DATA TO EXAMINE
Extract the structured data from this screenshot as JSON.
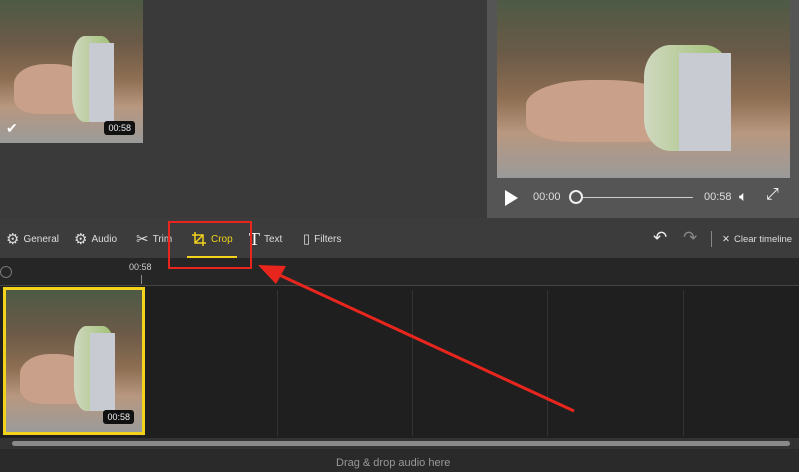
{
  "library": {
    "clip_duration": "00:58"
  },
  "player": {
    "current_time": "00:00",
    "total_time": "00:58",
    "progress": 0
  },
  "toolbar": {
    "general": "General",
    "audio": "Audio",
    "trim": "Trim",
    "crop": "Crop",
    "text": "Text",
    "filters": "Filters",
    "clear": "Clear timeline"
  },
  "timeline": {
    "ruler_mark": "00:58",
    "clip_duration": "00:58",
    "audio_drop": "Drag & drop audio here"
  },
  "colors": {
    "accent": "#f2d21b",
    "annotation": "#e8261d"
  }
}
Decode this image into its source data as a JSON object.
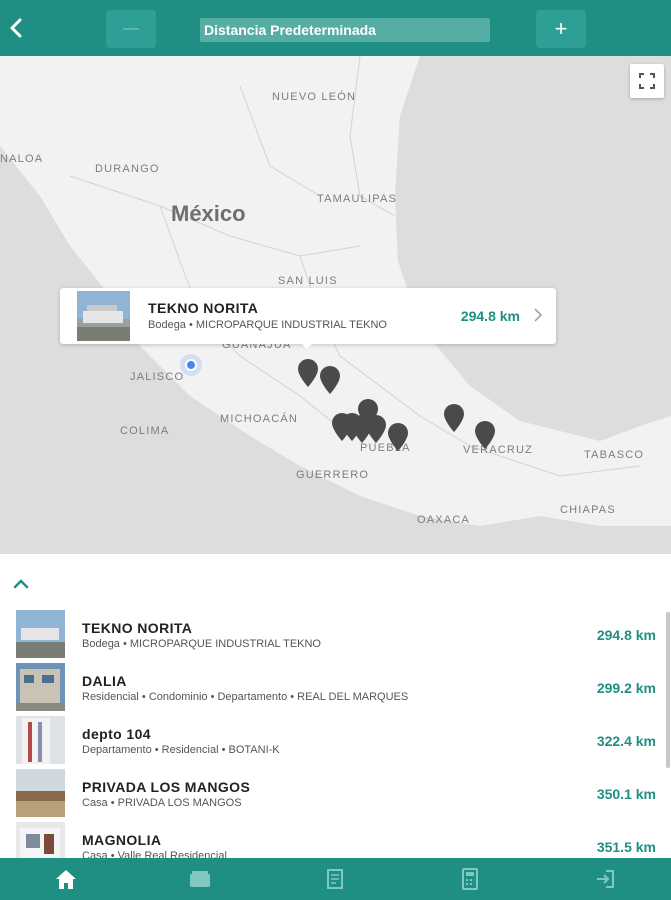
{
  "header": {
    "back_icon": "chevron-left-icon",
    "minus_label": "—",
    "plus_label": "+",
    "distance_label": "Distancia Predeterminada",
    "colors": {
      "bar": "#1f8f84",
      "button": "#2e9f94"
    }
  },
  "map": {
    "labels": {
      "country": "México",
      "nuevo_leon": "NUEVO LEÓN",
      "sinaloa": "NALOA",
      "durango": "DURANGO",
      "tamaulipas": "TAMAULIPAS",
      "san_luis": "SAN LUIS",
      "guanajuato": "GUANAJUA",
      "jalisco": "JALISCO",
      "michoacan": "MICHOACÁN",
      "colima": "COLIMA",
      "puebla": "PUEBLA",
      "veracruz": "VERACRUZ",
      "tabasco": "TABASCO",
      "guerrero": "GUERRERO",
      "oaxaca": "OAXACA",
      "chiapas": "CHIAPAS"
    },
    "popup": {
      "name": "TEKNO NORITA",
      "subtitle": "Bodega • MICROPARQUE INDUSTRIAL TEKNO",
      "distance": "294.8 km"
    }
  },
  "list": [
    {
      "name": "TEKNO NORITA",
      "subtitle": "Bodega • MICROPARQUE INDUSTRIAL TEKNO",
      "distance": "294.8 km"
    },
    {
      "name": "DALIA",
      "subtitle": "Residencial • Condominio • Departamento • REAL DEL MARQUES",
      "distance": "299.2 km"
    },
    {
      "name": "depto 104",
      "subtitle": "Departamento • Residencial • BOTANI-K",
      "distance": "322.4 km"
    },
    {
      "name": "PRIVADA LOS MANGOS",
      "subtitle": "Casa • PRIVADA LOS MANGOS",
      "distance": "350.1 km"
    },
    {
      "name": "MAGNOLIA",
      "subtitle": "Casa • Valle Real Residencial",
      "distance": "351.5 km"
    }
  ],
  "bottom_nav": {
    "items": [
      "home-icon",
      "inbox-icon",
      "document-icon",
      "calculator-icon",
      "logout-icon"
    ]
  }
}
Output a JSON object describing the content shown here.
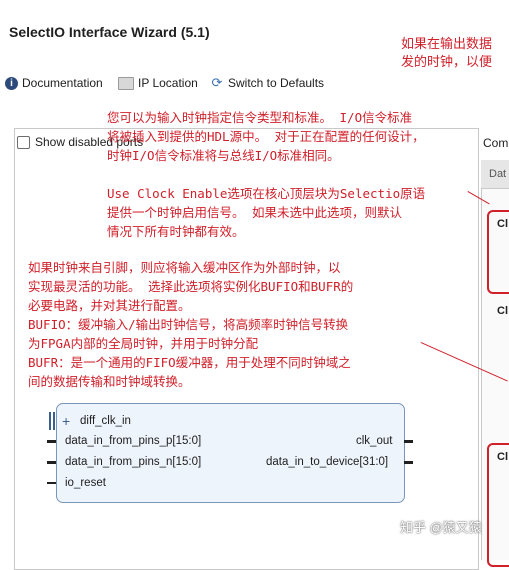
{
  "window": {
    "title": "SelectIO Interface Wizard (5.1)"
  },
  "toolbar": {
    "documentation": "Documentation",
    "ip_location": "IP Location",
    "switch_defaults": "Switch to Defaults"
  },
  "left": {
    "show_disabled_ports": "Show disabled ports"
  },
  "right": {
    "label": "Com",
    "tab": "Dat",
    "sections": [
      "Cl",
      "Cl",
      "Cl"
    ]
  },
  "block": {
    "in_ports": [
      "diff_clk_in",
      "data_in_from_pins_p[15:0]",
      "data_in_from_pins_n[15:0]",
      "io_reset"
    ],
    "out_ports": [
      "clk_out",
      "data_in_to_device[31:0]"
    ]
  },
  "annotations": {
    "top_right": [
      "如果在输出数据",
      "发的时钟，以便"
    ],
    "clock_standard": [
      "您可以为输入时钟指定信令类型和标准。 I/O信令标准",
      "将被插入到提供的HDL源中。 对于正在配置的任何设计，",
      "时钟I/O信令标准将与总线I/O标准相同。"
    ],
    "clock_enable": [
      "Use Clock Enable选项在核心顶层块为Selectio原语",
      "提供一个时钟启用信号。 如果未选中此选项，则默认",
      "情况下所有时钟都有效。"
    ],
    "bufio": [
      "如果时钟来自引脚，则应将输入缓冲区作为外部时钟，以",
      "实现最灵活的功能。 选择此选项将实例化BUFIO和BUFR的",
      "必要电路，并对其进行配置。",
      "BUFIO：缓冲输入/输出时钟信号，将高频率时钟信号转换",
      "为FPGA内部的全局时钟，并用于时钟分配",
      "BUFR：是一个通用的FIFO缓冲器，用于处理不同时钟域之",
      "间的数据传输和时钟域转换。"
    ]
  },
  "watermark": "知乎 @猿又猿"
}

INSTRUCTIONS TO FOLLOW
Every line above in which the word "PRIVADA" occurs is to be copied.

RESULT FOR THIS EXERCISE
      "name": "PRIVADA LOS MANGOS",
      "subtitle": "Casa • PRIVADA LOS MANGOS",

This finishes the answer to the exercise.